Moses, like us, seeks somehow to soften what he knows what must happen. This is what he says, “Teach us to number our days that we may apply our hearts to wisdom.” “Lord, I know that we must die. I know that this is the punishment for sin, but help us at least to make the most of the days that we have. Teach us to take advantage of that time at least. And let not the time be used for that which does not matter, but for something more important, for the pursuit of wisdom.” You can see here that Moses thinks much like we think. He knows that death is the end and seeks to gain some small victory over it. “Lord, give us this small victory over death. We know that it is coming. We know that we will die because of our sin. But give us this little victory to console us.”
I tell you this morning that this is what life is like under the Law. We seek to wriggle away from inevitable death. We try to win small victories. We try to convince ourselves that death really isn’t that bad. This is life under the Law. When Edward was buried on the top of that mountain, he was not winning a victory over death or the Law; he was succumbing to them. His life had been reduced to ash and was no more. When we say that we will never forget, we may have good intentions, but we tell ourselves a lie. We lie because our minds grow frail and though we would like to remember, so often we cannot. And in any event, death will wipe away any such memories. This is life under the Law.
In Psalm 90, there is no gospel. There is no good news. There is no promise. There is no Jesus Christ. There is no hope. Death swallows everything because God has decreed that sin must be punished.

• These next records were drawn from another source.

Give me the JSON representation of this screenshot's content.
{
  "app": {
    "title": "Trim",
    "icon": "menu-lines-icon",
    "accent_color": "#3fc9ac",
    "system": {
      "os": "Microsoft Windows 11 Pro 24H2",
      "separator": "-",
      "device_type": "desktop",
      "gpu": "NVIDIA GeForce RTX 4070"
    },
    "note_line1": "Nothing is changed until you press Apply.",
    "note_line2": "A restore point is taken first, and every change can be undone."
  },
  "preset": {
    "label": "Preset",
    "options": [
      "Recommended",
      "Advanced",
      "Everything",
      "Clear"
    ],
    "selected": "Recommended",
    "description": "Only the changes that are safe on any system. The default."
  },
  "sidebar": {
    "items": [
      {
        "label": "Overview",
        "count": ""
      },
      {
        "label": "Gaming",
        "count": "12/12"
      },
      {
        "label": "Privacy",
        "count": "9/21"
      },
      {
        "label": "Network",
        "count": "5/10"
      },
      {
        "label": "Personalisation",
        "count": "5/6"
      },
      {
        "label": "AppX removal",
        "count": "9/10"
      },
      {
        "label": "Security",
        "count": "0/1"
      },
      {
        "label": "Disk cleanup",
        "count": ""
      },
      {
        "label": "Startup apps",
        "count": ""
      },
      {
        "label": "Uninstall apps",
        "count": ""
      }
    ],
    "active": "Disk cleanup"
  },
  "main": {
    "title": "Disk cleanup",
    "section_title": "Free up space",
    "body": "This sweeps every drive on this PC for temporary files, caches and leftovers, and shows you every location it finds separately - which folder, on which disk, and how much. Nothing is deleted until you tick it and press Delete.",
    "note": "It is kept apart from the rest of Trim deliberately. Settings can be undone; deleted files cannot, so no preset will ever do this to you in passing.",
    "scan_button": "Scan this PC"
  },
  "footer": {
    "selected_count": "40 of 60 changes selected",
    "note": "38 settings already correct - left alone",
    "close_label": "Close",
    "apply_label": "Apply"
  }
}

In just two weeks, the season of Advent will begin. Advent, the time when we wait. The time when we hope for a future. Advent, the time when we ask God to send us a savior to rescue us from this law of sin and death. Advent, the time when we yearn for the Word that is good news, the Word who gives forgiveness. And so we pray, “Come, Lord Jesus.”